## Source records
=== Section Start ===
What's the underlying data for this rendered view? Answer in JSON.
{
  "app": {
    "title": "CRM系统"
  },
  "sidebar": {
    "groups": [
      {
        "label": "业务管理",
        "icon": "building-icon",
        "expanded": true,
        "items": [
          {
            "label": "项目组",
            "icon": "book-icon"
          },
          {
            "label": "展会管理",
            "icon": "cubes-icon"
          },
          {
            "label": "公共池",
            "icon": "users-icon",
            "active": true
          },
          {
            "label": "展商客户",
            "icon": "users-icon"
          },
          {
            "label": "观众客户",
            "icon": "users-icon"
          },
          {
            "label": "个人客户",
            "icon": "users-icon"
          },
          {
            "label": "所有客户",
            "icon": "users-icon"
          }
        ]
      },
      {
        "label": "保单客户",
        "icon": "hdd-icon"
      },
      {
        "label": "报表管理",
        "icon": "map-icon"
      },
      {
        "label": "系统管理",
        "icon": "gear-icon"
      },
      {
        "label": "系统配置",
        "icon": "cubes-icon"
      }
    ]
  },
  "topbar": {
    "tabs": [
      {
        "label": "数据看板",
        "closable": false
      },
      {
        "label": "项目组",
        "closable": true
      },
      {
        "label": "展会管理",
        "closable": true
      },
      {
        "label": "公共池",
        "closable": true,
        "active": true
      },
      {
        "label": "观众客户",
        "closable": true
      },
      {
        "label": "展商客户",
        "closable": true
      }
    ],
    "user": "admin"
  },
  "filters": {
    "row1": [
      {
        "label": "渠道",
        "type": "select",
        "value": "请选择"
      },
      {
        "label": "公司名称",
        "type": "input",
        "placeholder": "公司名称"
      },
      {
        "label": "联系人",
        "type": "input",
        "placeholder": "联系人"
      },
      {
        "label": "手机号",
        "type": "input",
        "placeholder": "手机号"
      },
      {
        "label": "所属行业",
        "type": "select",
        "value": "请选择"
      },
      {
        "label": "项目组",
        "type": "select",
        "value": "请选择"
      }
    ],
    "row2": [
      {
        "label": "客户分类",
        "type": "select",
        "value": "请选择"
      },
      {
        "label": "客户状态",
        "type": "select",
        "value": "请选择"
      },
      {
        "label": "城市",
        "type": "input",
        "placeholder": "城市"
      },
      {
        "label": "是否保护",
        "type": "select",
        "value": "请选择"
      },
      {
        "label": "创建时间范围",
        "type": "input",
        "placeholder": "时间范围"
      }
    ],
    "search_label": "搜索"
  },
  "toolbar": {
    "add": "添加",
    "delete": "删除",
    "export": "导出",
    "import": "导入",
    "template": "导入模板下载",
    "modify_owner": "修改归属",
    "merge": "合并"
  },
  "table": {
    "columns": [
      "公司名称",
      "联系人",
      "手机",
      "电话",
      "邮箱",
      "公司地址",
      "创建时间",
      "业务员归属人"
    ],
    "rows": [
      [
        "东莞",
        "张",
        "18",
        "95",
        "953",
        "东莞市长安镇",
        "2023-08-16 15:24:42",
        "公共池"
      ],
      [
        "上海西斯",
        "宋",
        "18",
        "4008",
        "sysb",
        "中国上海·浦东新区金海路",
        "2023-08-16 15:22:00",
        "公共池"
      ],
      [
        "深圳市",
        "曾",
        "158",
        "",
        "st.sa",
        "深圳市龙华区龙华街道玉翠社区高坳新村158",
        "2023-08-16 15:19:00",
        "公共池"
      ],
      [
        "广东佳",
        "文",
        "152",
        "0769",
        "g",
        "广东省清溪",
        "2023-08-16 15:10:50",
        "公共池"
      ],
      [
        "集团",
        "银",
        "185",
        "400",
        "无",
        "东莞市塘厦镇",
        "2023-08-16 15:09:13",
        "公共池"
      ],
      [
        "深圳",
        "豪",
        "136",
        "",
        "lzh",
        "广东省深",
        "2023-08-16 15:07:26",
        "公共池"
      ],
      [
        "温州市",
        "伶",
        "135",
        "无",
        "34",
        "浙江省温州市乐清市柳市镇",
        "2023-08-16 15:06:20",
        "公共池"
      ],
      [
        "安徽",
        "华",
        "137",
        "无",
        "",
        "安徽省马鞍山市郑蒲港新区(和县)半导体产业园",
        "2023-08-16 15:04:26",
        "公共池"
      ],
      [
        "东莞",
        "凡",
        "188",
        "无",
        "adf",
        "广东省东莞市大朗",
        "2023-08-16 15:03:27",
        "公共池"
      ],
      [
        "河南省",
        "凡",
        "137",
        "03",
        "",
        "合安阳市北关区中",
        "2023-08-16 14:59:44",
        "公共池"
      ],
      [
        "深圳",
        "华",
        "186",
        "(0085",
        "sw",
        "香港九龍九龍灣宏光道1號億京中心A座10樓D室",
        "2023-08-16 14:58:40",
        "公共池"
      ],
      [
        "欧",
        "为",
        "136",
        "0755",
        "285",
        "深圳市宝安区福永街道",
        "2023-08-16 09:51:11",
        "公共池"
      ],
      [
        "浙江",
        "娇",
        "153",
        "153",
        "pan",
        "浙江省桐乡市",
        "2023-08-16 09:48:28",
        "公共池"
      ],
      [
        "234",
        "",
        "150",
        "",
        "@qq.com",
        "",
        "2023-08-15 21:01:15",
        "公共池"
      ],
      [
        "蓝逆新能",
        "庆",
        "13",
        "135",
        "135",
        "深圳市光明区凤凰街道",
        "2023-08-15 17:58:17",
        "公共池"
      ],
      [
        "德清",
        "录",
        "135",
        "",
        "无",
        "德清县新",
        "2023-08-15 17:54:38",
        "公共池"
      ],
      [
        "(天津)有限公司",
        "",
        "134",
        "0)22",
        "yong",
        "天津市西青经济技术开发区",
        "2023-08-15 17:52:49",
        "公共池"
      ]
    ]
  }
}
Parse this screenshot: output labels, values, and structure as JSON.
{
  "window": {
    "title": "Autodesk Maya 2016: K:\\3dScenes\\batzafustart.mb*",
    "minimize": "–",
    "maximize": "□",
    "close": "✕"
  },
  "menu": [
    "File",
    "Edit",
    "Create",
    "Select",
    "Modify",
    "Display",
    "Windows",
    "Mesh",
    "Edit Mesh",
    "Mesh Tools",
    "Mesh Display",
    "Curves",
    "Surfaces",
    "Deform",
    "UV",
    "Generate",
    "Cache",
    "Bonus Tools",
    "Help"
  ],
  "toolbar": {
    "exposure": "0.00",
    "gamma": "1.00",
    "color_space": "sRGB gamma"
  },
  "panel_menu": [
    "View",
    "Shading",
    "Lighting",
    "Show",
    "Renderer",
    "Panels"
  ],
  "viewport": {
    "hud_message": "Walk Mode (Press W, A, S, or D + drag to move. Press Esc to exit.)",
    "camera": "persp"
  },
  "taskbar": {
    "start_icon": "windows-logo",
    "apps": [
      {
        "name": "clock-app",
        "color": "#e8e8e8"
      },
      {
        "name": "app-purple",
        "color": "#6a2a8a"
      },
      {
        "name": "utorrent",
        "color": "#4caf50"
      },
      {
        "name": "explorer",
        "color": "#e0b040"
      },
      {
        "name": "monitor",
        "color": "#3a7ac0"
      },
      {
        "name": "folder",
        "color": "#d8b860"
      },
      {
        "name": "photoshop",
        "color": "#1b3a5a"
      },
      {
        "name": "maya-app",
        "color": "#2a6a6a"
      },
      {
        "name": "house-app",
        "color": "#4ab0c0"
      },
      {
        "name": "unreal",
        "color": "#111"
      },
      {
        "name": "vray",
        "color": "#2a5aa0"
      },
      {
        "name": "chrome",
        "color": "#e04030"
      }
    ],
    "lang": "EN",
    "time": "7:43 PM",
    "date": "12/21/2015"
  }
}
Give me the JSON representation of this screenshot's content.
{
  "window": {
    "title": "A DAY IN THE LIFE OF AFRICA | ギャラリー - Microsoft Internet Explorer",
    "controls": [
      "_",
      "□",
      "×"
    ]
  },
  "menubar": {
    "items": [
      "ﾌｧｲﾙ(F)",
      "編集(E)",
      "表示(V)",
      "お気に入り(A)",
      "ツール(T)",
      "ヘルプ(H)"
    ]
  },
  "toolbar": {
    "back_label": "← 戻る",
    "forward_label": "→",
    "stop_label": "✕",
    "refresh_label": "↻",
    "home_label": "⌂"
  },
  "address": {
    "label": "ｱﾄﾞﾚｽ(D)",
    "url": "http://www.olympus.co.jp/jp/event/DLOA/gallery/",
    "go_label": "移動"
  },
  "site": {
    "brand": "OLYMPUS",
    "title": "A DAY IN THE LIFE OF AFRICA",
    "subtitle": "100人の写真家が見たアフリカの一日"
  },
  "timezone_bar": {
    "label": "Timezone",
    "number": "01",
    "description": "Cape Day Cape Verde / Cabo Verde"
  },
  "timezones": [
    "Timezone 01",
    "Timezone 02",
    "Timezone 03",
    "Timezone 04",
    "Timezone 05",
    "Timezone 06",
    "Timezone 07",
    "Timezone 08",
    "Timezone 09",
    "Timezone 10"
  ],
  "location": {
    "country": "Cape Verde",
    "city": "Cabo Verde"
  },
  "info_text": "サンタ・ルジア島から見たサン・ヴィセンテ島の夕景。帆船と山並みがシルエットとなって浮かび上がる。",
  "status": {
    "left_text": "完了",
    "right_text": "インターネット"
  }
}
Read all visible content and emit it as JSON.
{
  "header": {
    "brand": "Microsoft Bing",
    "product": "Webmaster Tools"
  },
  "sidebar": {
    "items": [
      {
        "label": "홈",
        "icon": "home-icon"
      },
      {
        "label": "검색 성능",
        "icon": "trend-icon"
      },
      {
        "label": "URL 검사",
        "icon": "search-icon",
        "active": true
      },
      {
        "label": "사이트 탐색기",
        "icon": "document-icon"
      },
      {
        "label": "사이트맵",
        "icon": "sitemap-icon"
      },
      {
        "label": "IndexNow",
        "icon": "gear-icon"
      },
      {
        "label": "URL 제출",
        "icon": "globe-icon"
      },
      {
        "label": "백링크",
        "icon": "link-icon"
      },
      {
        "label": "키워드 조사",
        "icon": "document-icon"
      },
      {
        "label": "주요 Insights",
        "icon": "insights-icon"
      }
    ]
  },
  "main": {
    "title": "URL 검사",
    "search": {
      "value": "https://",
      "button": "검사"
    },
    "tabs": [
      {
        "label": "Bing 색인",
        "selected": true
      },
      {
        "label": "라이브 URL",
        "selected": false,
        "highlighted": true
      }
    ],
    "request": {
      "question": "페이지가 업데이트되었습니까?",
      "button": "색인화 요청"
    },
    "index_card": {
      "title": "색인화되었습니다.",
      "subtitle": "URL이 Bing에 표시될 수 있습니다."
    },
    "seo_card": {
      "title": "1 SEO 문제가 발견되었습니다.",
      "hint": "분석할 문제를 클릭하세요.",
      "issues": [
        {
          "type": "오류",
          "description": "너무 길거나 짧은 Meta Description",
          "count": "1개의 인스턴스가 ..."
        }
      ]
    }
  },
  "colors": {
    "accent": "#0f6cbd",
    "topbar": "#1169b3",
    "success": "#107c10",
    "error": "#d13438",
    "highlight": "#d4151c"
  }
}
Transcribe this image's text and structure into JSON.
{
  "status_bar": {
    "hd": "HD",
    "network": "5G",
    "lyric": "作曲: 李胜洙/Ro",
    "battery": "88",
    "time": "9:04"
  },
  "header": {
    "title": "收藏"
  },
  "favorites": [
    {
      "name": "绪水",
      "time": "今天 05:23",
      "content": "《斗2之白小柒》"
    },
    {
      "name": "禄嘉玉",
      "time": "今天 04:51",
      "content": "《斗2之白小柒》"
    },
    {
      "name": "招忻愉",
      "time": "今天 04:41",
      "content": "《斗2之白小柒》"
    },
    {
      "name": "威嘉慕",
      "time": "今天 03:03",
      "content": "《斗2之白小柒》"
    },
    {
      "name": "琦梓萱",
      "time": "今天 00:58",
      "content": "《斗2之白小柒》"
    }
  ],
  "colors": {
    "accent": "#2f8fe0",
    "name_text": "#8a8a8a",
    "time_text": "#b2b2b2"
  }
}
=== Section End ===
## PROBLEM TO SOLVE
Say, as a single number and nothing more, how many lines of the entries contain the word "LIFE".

## SOLUTION FOR THIS PROBLEM
2